Veterinary researchers seek clues to more effective treatment for deadly dog disease

Nolan Chalifoux, New Science Communicator Taking your adorable new puppy to play at the dog park: priceless. Potential cost of not fully vaccinating your puppy first: several days in the veterinary hospital, thousands of dollars in intensive-care fees… and still no guarantee your puppy will survive. Many new pet owners face this shocking and unfortunate […]

Continue reading


Lessons learned at the Canadian Science Policy Conference 2018

Stefanie Novakowski, guest contributor From November 7 to 9, government researchers, policy-makers, academics, entrepreneurs, and science communicators met at the 10th annual Canadian Science Policy Conference in Ottawa, ON. This was an opportunity to share and discuss the major challenges and successes in Canada’s science policy landscape. Highlights of the event included talks by the Honourable […]

Continue reading


Multi-talented organisms: How seaweeds can affect our daily lives

Part-of-a-seaweed-ecosystem-Photo-Sophie-Steinhagen

Samanta Hoffmann, Nature Conservancy of Canada Seaweeds, a type of macro-algae (a group that includes benthic [attached to the bottom] marine algae that are typically visible to the naked eye), provide hope for a more sustainable future, through healthier food, renewable energy and fewer plastics. Over the last few years, not only have scientists developed […]

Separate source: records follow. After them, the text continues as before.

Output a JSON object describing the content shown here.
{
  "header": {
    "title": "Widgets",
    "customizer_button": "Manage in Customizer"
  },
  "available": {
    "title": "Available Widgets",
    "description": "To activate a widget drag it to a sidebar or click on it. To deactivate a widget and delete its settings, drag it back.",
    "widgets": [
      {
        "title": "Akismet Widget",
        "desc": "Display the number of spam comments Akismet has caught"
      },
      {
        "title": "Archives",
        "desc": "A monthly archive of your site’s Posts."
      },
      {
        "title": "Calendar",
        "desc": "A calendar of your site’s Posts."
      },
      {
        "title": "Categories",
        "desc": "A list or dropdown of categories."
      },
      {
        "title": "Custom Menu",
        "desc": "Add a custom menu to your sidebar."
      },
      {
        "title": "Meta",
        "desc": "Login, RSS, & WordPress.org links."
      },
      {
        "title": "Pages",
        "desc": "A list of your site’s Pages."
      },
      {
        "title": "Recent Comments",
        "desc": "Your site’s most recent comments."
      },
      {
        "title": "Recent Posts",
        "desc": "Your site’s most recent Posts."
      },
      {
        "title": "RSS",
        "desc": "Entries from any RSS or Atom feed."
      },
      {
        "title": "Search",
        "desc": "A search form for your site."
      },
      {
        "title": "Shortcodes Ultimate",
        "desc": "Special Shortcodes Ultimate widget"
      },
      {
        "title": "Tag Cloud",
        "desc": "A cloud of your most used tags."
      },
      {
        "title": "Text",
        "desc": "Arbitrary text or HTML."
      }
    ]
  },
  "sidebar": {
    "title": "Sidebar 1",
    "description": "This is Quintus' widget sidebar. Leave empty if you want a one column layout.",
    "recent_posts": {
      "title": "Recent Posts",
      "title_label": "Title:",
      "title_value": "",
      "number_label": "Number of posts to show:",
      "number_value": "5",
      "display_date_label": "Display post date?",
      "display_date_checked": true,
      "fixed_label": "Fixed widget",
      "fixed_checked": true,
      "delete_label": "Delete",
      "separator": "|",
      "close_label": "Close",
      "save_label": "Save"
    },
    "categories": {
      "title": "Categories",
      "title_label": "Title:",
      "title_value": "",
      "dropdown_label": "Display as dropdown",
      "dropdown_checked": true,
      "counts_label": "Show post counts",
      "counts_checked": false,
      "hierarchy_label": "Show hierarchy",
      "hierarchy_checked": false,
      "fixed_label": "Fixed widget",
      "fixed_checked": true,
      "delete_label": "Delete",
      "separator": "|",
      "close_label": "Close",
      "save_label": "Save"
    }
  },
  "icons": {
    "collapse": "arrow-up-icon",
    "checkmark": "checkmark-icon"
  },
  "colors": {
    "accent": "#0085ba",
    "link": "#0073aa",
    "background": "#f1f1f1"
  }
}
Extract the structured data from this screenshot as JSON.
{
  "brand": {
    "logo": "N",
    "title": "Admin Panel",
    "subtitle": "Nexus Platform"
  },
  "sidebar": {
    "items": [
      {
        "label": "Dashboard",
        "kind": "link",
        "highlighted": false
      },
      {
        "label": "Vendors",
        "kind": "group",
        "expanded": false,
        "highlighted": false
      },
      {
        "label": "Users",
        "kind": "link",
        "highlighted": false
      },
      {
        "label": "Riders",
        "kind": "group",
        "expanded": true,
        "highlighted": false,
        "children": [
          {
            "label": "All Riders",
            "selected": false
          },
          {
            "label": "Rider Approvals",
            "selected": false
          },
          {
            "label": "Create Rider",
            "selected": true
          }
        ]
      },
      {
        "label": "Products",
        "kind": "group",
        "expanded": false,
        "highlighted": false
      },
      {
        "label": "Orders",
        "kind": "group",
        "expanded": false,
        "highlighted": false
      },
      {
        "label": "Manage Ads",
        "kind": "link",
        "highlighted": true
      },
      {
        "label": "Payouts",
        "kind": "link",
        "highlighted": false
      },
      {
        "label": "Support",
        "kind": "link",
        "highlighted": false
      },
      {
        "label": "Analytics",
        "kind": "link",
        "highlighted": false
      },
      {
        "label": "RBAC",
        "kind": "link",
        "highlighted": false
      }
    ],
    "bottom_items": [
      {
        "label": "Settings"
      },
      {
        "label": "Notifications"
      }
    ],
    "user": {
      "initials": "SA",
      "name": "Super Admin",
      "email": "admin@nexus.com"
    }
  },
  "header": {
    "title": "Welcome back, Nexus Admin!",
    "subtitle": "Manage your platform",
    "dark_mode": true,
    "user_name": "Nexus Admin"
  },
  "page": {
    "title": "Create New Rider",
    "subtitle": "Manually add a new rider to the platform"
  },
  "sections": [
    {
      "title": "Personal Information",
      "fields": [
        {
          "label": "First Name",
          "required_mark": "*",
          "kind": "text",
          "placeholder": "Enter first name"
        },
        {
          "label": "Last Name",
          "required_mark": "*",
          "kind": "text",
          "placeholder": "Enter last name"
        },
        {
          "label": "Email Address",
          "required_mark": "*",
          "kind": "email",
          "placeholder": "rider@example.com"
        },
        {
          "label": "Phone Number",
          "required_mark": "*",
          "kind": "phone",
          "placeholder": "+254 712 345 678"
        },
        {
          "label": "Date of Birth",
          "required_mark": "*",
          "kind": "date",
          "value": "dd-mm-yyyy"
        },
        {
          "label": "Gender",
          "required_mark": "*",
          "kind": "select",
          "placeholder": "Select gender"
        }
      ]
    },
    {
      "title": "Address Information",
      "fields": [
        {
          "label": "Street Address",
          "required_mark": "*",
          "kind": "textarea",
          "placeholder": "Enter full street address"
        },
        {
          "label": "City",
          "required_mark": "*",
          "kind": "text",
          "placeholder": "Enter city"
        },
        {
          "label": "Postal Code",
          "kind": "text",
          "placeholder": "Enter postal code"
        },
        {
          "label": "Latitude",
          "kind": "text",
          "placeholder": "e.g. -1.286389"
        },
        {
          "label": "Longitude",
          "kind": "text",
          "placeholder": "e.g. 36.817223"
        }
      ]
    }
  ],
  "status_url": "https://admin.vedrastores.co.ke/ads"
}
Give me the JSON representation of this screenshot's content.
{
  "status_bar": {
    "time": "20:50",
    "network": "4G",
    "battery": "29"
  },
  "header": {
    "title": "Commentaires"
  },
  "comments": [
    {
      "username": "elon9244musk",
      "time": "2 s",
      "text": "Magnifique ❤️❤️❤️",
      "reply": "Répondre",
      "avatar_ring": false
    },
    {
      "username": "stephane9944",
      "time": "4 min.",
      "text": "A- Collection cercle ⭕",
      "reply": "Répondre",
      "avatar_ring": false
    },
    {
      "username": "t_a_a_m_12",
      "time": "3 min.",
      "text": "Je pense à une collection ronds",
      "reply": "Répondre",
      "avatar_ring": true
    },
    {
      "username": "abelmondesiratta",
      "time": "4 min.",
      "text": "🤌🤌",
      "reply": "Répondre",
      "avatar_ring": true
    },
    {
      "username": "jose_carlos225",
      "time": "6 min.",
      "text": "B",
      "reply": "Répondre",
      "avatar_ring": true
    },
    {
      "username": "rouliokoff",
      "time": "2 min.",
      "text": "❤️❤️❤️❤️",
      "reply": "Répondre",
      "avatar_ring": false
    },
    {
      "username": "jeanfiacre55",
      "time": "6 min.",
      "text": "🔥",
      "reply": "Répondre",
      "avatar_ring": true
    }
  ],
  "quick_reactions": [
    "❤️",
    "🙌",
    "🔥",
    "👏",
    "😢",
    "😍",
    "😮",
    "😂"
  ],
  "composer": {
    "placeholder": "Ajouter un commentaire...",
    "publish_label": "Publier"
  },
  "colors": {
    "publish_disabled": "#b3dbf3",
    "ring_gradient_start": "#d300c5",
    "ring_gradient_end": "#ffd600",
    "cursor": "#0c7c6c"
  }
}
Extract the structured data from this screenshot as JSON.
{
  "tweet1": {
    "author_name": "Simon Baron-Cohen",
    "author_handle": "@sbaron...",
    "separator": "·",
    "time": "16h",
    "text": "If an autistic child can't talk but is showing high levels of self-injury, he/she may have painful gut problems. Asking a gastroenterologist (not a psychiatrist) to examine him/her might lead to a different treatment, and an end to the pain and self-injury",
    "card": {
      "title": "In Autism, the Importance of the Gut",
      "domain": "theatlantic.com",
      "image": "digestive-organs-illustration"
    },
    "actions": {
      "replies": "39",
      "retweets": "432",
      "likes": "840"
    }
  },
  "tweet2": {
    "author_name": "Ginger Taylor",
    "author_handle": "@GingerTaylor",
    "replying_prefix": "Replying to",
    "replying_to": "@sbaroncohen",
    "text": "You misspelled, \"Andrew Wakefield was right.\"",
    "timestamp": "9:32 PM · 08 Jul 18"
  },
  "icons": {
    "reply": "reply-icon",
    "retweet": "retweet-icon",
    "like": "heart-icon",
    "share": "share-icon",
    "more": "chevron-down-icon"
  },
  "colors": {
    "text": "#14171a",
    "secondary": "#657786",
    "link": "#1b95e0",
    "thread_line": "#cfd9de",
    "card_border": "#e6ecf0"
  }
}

Continue reading


Where the river stops: Why habitat connectivity is critical for healthy fish populations across Canada

Fish On in the Yukon

by Dan Kraus, guest contributor Before you read any further, stop and think about a fish migrating up a river. Chances are that fish is a salmon and that river is in BC. There’s good reason that salmon in BC have come to symbolize fish migration. The return of millions of sockeye, Coho, chum, Chinook and […]

Continue reading


CRISPR-Cas9 technology and personalized medicine: What about Canada?

by Rick Gierczak, guest contributor CRISPR-Cas9 technology was accidentally discovered in the 1980s when scientists were researching how bacteria defend themselves against viral infection. While studying bacterial DNA called clustered regularly interspaced short palindromic repeats (CRISPR), they identified additional CRISPR-associated (Cas) protein molecules. Together, CRISPR and one of those protein molecules, termed Cas9, can locate […]

Continue reading